We measure our success in a few different ways. One would be taking on a second brewing site, which we did within 8 months of setting up. We were brewing at capacity on our 1000L kit in Botley, and so we expanded to a 2300L brew kit a few miles away in Kennington. We now brew across the two sites, which has given us flexibility to do some funky experimental brews while also maintaining stock levels of our core range beers.
I think our biggest success would be to look back at our taproom supervisor’s journey. Colin was the first person we had come to work with us from HMP Springhill, back in February 2017. Over two years on, he’s now post-release, a full time employee with us and an integral part of our team/our business’ livelihood. He’s shown us that what we’re trying to do not only works, but has a vital and important impact on people’s lives – and that is such a humbling way for us to measure success.
What do you wish you had known before starting your own business?
You can’t please everybody and you can’t sweat the small stuff. It sounds trivial, but the past couple of years have taught me that it really is impossible and unnecessary to satisfy everyone. The most important thing is to believe in your business and the purpose behind starting it, and to stop wasting hours of your life stressing about the hiccups along the way.

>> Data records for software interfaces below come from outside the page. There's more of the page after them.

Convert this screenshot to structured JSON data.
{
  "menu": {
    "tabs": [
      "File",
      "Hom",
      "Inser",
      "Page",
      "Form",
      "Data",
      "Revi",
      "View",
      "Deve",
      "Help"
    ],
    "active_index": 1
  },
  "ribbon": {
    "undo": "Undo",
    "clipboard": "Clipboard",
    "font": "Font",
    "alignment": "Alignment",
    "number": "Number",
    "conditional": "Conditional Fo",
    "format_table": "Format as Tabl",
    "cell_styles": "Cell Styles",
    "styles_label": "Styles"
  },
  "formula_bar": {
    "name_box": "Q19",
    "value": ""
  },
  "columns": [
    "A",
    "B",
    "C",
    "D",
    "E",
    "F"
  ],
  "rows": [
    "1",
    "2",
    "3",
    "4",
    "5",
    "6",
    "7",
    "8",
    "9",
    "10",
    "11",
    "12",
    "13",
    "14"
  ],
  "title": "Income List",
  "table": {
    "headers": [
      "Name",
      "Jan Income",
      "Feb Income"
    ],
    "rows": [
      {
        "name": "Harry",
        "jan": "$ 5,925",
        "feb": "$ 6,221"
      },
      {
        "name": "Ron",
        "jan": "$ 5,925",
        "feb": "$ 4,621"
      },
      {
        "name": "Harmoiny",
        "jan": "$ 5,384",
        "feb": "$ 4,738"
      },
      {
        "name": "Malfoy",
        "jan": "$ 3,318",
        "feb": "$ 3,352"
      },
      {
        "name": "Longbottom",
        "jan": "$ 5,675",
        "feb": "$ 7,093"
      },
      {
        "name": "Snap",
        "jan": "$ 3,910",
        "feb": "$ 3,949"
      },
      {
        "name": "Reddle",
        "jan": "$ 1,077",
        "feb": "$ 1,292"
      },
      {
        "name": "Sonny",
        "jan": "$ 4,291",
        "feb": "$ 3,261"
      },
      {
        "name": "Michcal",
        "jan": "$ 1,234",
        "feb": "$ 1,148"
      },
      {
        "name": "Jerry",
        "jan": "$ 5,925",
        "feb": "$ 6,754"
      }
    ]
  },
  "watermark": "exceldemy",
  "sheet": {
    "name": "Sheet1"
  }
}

Who designs the artwork for your beers?
All of the artwork used for labels, pump clips and custom designs is created by the men serving at HMP Huntercombe and HMYOI Aylesbury. We visit the art and education departments at these institutions to meet the artists (and the extremely supportive teachers and managers) and explain what we were looking for and to provide a brief for the artwork. Every couple of months, we receive a big envelope full of new artwork and it’s honestly like Christmas day each time – the pieces they create are absolutely brilliant and make the perfect backdrop for our beers. The labels provide a great platform for sharing information on our purpose and raising awareness about the need for more work opportunities for people from the criminal justice system.
How important is the local community to your business?
It’s hard to even put this answer into words! The community surrounding us (both geographically and socially) has been unbelievable – supportive, welcoming, motivating, and just generally incredible. We feel so lucky to have found ourselves in Oxford, encircled by some of the most interesting and interested people we’ve ever met. We’re also fortunate to have a big space that we open up to the community every day – for coffee, beer, and both public and private events. It’s enabled us to reach and welcome a huge range of groups and individuals from all different walks of life, which is what we feel makes Tap Social so special.
Tell me about your plans for this year.
We have so many plans for the rest of the year! We’ve just ordered two brand spankin’ new 40hL fermenters for the brewery, so our brewing capacity is going to increase substantially over summer. We’ve also got some awesome taproom expansion plans in the pipeline, but I won’t give too much away just yet…!
We’ve also done a couple exciting collaborations which are due to be released later this year, so keep your eyes peeled for those!
Lastly, which are your favourite independent businesses in Oxford?
This is the hardest question yet! There are so many amazing indies in Oxford, and the best thing is everyone is so supportive of each other and keen to collaborate (largely thanks to organisations like Independent Oxford). I’m a big fan of both Cranston Pickles and Linden Chocolate Lab, so we stock delicious products from both of them on our bar. Arbequina has got to be my favourite restaurant in Oxford and I also spend a lot of time at SILVIE, the Handle Bar and Society. The guys from Sandys on the Move have created a really special bar/service as well. Ooh and The Perch’s beer garden…! In summary, I can’t pick.
What an inspiration! Tess, Amy & Paul have created such an amazing project that both achieves and supports social change, and has also provided a space for the community and brilliant collaborations between indies to help businesses thrive in Oxford.
See you in the tap room!